__WHAT IS NEEDED__
Your task is to find every line of the data that holds the string "subtitle" and copy it.

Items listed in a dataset
----
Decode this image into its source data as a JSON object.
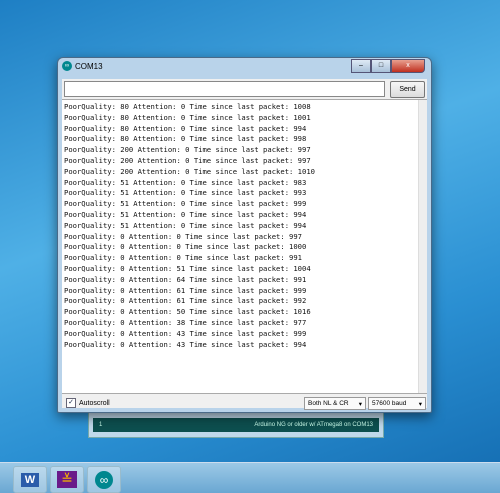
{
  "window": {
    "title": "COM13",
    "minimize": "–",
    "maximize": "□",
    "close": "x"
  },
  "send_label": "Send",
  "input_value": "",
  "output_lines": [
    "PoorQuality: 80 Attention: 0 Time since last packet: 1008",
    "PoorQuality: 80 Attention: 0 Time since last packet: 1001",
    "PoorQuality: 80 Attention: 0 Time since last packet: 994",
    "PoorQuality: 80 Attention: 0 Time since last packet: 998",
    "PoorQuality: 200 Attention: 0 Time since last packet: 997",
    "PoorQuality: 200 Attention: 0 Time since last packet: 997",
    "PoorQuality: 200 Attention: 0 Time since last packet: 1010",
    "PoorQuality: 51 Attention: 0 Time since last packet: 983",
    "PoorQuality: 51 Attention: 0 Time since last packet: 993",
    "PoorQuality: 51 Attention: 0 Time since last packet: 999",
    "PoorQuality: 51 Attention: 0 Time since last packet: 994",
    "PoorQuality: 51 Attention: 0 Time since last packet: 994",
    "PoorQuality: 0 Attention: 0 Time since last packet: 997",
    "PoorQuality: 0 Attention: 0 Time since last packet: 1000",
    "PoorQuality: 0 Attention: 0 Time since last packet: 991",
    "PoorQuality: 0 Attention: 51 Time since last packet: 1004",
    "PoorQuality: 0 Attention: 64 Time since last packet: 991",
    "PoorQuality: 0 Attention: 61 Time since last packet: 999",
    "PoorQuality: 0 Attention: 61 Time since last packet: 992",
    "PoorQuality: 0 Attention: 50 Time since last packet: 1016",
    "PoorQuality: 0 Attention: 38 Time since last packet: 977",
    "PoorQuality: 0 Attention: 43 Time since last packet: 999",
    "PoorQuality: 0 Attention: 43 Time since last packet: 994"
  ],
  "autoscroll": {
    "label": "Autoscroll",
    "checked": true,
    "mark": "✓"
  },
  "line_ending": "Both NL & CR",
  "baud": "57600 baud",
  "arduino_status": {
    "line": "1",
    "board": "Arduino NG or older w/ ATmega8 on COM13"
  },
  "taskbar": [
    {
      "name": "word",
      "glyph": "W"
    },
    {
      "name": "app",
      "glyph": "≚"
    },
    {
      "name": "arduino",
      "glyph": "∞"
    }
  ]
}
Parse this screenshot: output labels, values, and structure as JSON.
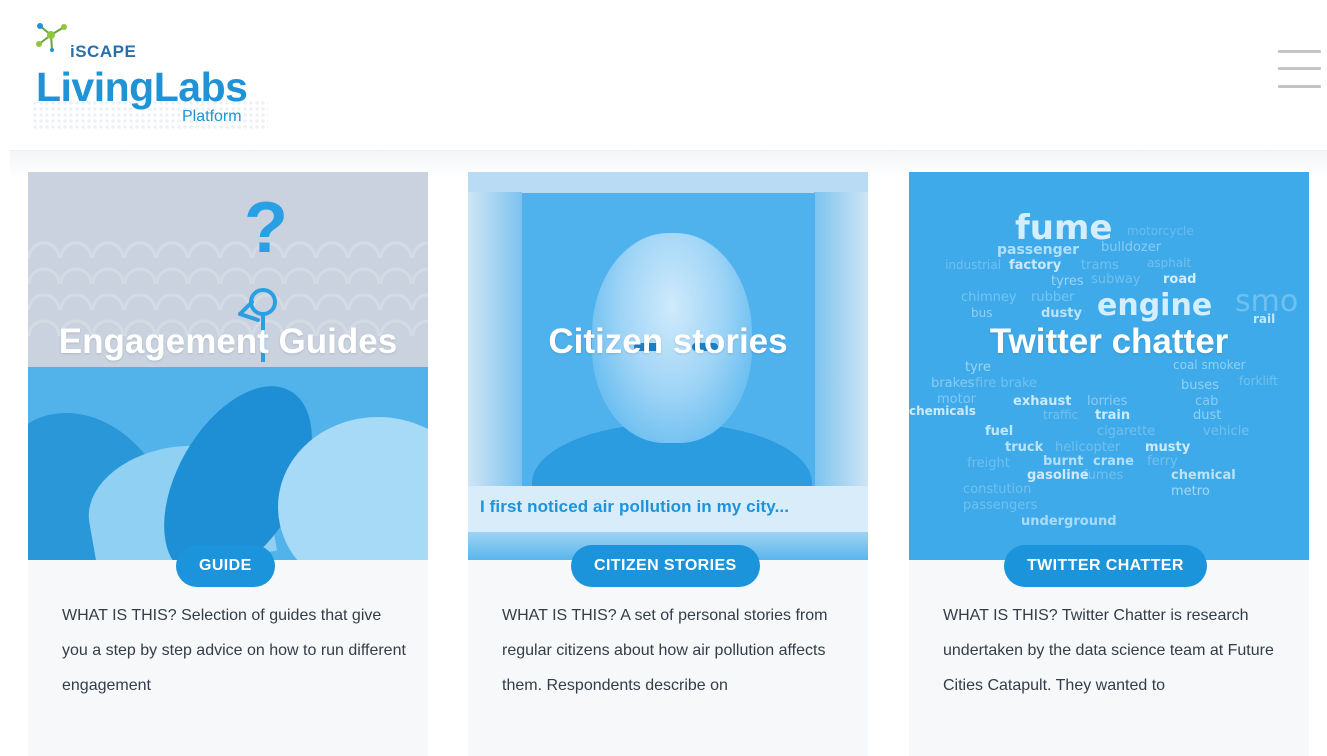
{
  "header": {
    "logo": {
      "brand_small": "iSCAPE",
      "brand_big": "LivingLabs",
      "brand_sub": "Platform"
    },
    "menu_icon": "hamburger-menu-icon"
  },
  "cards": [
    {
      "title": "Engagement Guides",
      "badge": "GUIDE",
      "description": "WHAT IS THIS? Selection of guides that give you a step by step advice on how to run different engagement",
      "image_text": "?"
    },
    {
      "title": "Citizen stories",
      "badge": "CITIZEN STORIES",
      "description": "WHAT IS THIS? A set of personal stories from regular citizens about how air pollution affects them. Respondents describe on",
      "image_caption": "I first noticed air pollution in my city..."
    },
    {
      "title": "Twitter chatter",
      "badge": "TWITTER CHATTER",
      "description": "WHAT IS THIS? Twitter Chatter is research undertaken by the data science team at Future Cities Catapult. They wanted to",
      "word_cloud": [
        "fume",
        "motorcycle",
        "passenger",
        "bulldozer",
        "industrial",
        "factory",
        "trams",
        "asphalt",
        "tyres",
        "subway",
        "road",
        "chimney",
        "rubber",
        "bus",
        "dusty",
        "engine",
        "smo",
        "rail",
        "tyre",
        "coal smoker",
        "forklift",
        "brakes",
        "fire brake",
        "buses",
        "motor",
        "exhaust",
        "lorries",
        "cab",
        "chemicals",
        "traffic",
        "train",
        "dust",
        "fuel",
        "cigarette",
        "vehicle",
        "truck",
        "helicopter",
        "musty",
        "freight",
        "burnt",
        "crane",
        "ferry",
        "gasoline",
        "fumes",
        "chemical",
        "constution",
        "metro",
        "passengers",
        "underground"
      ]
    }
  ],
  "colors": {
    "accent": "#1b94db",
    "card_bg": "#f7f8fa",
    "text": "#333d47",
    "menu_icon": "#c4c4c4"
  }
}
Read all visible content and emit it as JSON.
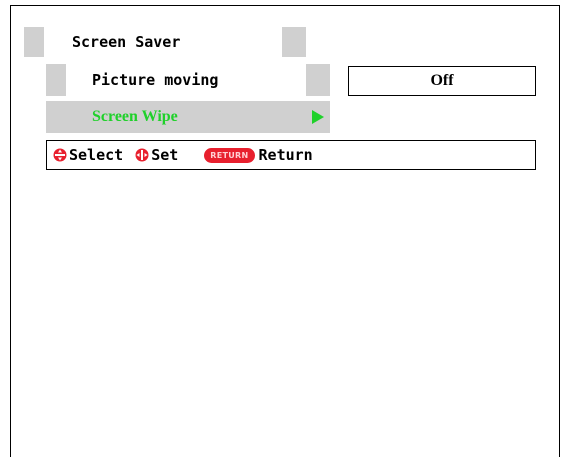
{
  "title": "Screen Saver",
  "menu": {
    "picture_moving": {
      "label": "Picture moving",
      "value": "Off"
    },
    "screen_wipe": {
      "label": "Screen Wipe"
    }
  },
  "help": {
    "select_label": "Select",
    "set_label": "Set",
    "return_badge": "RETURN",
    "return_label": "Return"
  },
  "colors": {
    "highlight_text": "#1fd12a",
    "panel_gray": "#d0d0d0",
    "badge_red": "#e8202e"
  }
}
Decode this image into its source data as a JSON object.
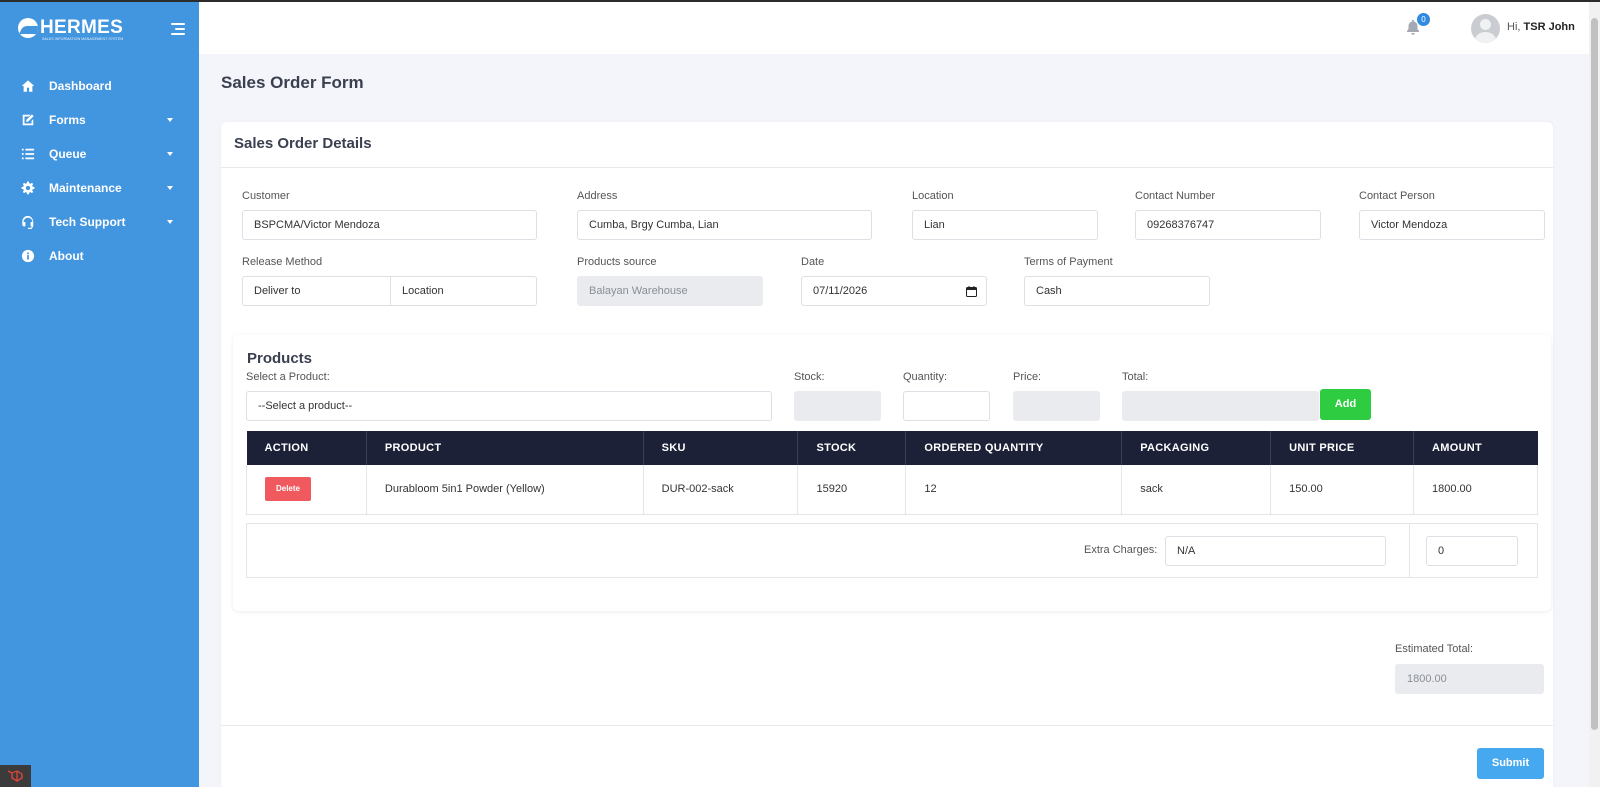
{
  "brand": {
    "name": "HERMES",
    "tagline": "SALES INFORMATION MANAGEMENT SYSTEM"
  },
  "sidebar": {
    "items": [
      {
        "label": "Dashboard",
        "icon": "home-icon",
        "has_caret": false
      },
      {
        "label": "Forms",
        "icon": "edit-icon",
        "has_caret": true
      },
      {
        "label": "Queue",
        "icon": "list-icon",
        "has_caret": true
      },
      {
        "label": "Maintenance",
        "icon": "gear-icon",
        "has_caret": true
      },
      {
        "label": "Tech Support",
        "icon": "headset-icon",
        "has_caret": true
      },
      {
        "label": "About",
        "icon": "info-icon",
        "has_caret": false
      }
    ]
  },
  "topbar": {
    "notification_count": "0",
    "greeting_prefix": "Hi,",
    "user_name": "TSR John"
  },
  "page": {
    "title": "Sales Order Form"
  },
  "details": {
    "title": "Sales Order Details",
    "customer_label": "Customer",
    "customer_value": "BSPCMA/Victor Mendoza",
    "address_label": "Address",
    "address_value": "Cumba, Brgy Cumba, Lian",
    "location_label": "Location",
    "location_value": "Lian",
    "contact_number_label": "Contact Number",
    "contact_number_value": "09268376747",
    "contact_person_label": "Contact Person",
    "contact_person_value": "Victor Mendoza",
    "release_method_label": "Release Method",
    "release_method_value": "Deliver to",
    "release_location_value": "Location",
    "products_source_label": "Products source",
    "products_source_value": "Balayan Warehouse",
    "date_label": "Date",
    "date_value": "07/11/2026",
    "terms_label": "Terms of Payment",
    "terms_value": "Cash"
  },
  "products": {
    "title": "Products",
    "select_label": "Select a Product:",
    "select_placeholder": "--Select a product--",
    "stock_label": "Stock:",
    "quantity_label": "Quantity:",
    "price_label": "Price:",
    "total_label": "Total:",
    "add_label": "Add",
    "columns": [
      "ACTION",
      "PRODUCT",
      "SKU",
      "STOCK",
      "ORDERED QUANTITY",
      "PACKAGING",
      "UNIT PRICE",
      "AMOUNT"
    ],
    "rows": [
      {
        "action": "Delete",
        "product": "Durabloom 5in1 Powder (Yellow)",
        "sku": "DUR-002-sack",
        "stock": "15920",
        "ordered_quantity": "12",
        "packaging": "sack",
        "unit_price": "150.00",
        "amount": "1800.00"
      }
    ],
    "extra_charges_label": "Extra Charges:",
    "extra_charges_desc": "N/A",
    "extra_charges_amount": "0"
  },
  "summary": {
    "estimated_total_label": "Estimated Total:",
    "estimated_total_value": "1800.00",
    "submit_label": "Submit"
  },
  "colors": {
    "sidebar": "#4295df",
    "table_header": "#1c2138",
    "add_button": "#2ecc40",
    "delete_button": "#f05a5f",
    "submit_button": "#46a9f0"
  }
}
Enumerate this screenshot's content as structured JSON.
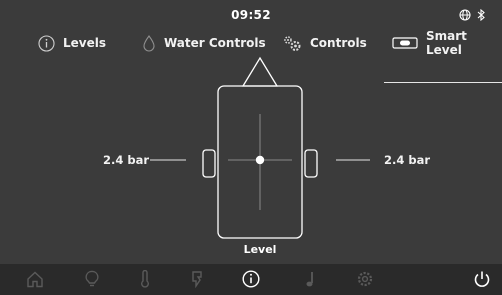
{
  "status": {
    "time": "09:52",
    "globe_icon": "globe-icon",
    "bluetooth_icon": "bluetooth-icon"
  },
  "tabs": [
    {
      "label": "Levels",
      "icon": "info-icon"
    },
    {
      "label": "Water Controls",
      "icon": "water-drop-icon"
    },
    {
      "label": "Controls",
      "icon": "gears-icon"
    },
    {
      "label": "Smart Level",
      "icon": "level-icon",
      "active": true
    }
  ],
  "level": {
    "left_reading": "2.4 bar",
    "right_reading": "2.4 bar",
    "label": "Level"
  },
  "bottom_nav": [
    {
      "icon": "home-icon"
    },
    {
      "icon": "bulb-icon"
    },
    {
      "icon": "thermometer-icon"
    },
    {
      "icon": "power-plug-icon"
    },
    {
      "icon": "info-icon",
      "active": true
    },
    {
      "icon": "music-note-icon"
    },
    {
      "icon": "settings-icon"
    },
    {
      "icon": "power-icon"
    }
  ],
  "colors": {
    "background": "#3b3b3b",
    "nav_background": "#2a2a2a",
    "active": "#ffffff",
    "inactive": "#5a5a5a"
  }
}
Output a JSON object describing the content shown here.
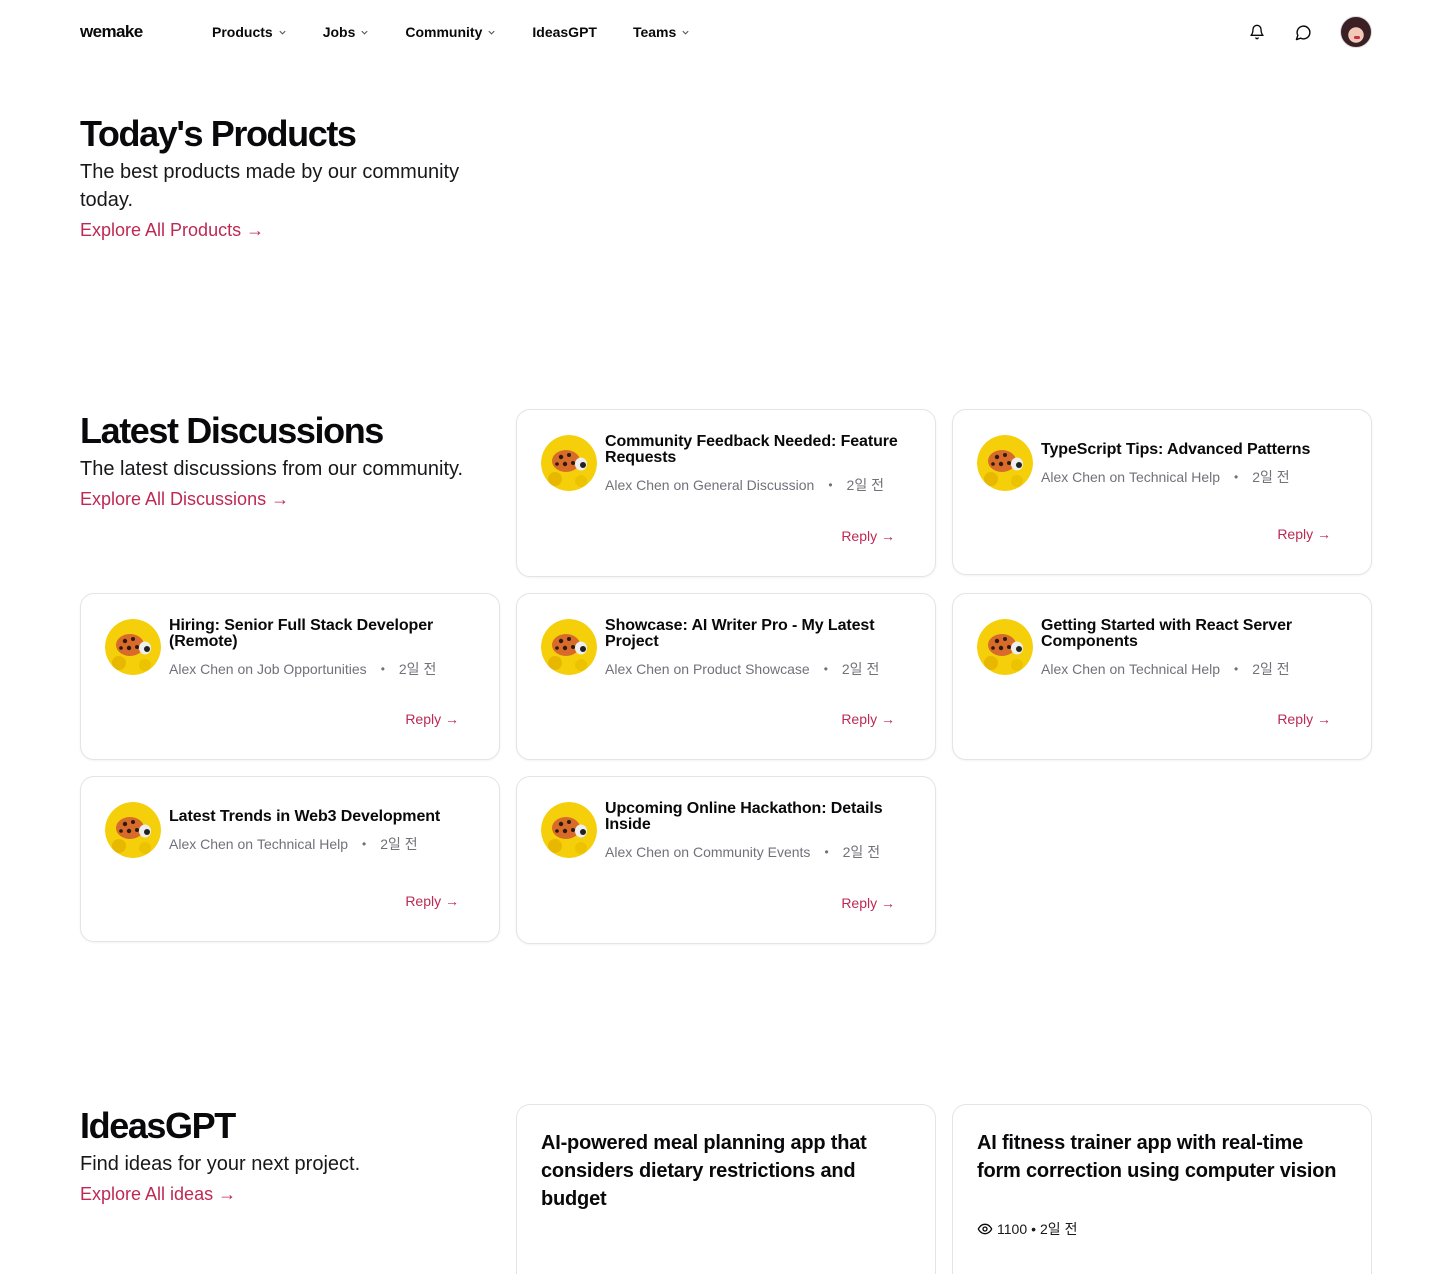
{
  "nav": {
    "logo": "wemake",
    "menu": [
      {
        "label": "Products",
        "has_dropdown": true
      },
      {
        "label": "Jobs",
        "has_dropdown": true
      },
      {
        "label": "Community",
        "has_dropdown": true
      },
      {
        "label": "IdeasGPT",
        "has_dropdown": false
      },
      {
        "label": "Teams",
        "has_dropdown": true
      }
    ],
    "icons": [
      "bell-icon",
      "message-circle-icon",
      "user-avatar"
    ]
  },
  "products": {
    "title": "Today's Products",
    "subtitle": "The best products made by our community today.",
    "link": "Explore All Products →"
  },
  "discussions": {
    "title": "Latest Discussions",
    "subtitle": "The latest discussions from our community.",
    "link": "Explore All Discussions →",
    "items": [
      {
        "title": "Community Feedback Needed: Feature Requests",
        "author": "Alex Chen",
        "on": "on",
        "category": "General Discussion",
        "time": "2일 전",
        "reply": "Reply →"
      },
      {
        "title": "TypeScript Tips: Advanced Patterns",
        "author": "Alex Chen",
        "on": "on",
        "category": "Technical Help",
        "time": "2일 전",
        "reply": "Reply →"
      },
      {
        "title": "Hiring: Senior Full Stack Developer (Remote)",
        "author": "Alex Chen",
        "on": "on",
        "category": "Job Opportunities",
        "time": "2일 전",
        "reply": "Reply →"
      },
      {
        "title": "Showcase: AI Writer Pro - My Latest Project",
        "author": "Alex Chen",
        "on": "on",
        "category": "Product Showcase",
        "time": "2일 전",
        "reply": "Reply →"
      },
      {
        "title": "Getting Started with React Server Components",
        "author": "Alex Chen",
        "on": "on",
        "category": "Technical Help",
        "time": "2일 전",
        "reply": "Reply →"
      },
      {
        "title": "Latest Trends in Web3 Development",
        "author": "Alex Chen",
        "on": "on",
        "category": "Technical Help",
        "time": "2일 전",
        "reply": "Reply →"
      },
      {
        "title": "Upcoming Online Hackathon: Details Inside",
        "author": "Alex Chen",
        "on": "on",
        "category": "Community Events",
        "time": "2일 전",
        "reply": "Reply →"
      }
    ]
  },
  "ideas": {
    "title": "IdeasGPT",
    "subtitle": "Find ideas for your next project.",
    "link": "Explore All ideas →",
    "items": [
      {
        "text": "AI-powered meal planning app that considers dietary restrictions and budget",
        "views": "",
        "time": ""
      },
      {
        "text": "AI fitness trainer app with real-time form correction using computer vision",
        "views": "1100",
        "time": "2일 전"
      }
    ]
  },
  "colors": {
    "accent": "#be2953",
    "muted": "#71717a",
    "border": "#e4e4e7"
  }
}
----
__TASK SOLUTION__
    "subtitle": "The best products made by our community today.",
    "subtitle": "The latest discussions from our community.",
    "subtitle": "Find ideas for your next project.",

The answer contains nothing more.